> [Records for this task]:
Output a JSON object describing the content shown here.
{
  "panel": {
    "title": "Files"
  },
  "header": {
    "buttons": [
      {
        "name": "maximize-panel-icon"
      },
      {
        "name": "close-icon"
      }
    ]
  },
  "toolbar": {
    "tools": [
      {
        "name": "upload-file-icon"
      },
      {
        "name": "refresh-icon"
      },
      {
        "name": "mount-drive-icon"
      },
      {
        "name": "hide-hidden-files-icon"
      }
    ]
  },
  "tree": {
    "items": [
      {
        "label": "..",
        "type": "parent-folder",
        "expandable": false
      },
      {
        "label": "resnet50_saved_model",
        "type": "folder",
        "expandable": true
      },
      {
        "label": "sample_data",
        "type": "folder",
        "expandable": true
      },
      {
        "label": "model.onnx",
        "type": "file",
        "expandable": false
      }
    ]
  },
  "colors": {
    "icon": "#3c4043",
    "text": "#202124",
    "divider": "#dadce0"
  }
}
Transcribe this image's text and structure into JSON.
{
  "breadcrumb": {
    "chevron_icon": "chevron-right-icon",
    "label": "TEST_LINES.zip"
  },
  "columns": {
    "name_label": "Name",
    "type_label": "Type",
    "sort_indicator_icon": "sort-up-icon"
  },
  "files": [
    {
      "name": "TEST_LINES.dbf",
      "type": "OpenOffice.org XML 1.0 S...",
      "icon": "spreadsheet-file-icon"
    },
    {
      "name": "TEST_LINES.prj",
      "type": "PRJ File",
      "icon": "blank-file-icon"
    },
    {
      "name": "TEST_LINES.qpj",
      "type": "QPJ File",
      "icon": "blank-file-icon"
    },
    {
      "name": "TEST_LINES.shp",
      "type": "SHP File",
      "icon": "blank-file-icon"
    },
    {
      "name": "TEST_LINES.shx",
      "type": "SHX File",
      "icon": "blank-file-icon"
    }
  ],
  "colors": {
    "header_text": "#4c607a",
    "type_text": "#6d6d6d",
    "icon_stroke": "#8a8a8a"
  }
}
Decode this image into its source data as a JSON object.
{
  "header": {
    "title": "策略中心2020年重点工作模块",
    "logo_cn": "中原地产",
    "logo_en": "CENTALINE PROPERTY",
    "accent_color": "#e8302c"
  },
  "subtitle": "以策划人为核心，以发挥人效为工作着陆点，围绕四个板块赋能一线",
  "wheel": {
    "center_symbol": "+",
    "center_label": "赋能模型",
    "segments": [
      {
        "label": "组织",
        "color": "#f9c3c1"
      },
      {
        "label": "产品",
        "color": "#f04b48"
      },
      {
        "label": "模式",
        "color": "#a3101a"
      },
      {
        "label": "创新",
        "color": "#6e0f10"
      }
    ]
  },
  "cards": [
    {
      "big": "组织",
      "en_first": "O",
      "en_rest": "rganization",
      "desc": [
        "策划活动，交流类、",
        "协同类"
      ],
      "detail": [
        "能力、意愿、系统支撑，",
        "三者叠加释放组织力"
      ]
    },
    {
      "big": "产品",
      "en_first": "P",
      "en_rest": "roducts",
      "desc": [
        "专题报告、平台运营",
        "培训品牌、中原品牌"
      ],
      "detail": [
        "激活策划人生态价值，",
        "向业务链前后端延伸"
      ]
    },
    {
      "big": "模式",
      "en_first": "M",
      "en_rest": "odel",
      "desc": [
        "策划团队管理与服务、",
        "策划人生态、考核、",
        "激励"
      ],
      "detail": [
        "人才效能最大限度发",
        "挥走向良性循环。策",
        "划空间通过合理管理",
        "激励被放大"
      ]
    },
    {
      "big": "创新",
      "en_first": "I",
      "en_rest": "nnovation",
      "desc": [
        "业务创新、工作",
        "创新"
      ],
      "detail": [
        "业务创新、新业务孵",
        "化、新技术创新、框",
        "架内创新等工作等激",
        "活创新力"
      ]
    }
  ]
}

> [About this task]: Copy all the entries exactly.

> [Task solution]:
Output a JSON object describing the content shown here.
{
  "panel": {
    "title": "Files"
  },
  "header": {
    "buttons": [
      {
        "name": "maximize-panel-icon"
      },
      {
        "name": "close-icon"
      }
    ]
  },
  "toolbar": {
    "tools": [
      {
        "name": "upload-file-icon"
      },
      {
        "name": "refresh-icon"
      },
      {
        "name": "mount-drive-icon"
      },
      {
        "name": "hide-hidden-files-icon"
      }
    ]
  },
  "tree": {
    "items": [
      {
        "label": "..",
        "type": "parent-folder",
        "expandable": false
      },
      {
        "label": "resnet50_saved_model",
        "type": "folder",
        "expandable": true
      },
      {
        "label": "sample_data",
        "type": "folder",
        "expandable": true
      },
      {
        "label": "model.onnx",
        "type": "file",
        "expandable": false
      }
    ]
  },
  "colors": {
    "icon": "#3c4043",
    "text": "#202124",
    "divider": "#dadce0"
  }
}
Transcribe this image's text and structure into JSON.
{
  "breadcrumb": {
    "chevron_icon": "chevron-right-icon",
    "label": "TEST_LINES.zip"
  },
  "columns": {
    "name_label": "Name",
    "type_label": "Type",
    "sort_indicator_icon": "sort-up-icon"
  },
  "files": [
    {
      "name": "TEST_LINES.dbf",
      "type": "OpenOffice.org XML 1.0 S...",
      "icon": "spreadsheet-file-icon"
    },
    {
      "name": "TEST_LINES.prj",
      "type": "PRJ File",
      "icon": "blank-file-icon"
    },
    {
      "name": "TEST_LINES.qpj",
      "type": "QPJ File",
      "icon": "blank-file-icon"
    },
    {
      "name": "TEST_LINES.shp",
      "type": "SHP File",
      "icon": "blank-file-icon"
    },
    {
      "name": "TEST_LINES.shx",
      "type": "SHX File",
      "icon": "blank-file-icon"
    }
  ],
  "colors": {
    "header_text": "#4c607a",
    "type_text": "#6d6d6d",
    "icon_stroke": "#8a8a8a"
  }
}
Decode this image into its source data as a JSON object.
{
  "header": {
    "title": "策略中心2020年重点工作模块",
    "logo_cn": "中原地产",
    "logo_en": "CENTALINE PROPERTY",
    "accent_color": "#e8302c"
  },
  "subtitle": "以策划人为核心，以发挥人效为工作着陆点，围绕四个板块赋能一线",
  "wheel": {
    "center_symbol": "+",
    "center_label": "赋能模型",
    "segments": [
      {
        "label": "组织",
        "color": "#f9c3c1"
      },
      {
        "label": "产品",
        "color": "#f04b48"
      },
      {
        "label": "模式",
        "color": "#a3101a"
      },
      {
        "label": "创新",
        "color": "#6e0f10"
      }
    ]
  },
  "cards": [
    {
      "big": "组织",
      "en_first": "O",
      "en_rest": "rganization",
      "desc": [
        "策划活动，交流类、",
        "协同类"
      ],
      "detail": [
        "能力、意愿、系统支撑，",
        "三者叠加释放组织力"
      ]
    },
    {
      "big": "产品",
      "en_first": "P",
      "en_rest": "roducts",
      "desc": [
        "专题报告、平台运营",
        "培训品牌、中原品牌"
      ],
      "detail": [
        "激活策划人生态价值，",
        "向业务链前后端延伸"
      ]
    },
    {
      "big": "模式",
      "en_first": "M",
      "en_rest": "odel",
      "desc": [
        "策划团队管理与服务、",
        "策划人生态、考核、",
        "激励"
      ],
      "detail": [
        "人才效能最大限度发",
        "挥走向良性循环。策",
        "划空间通过合理管理",
        "激励被放大"
      ]
    },
    {
      "big": "创新",
      "en_first": "I",
      "en_rest": "nnovation",
      "desc": [
        "业务创新、工作",
        "创新"
      ],
      "detail": [
        "业务创新、新业务孵",
        "化、新技术创新、框",
        "架内创新等工作等激",
        "活创新力"
      ]
    }
  ]
}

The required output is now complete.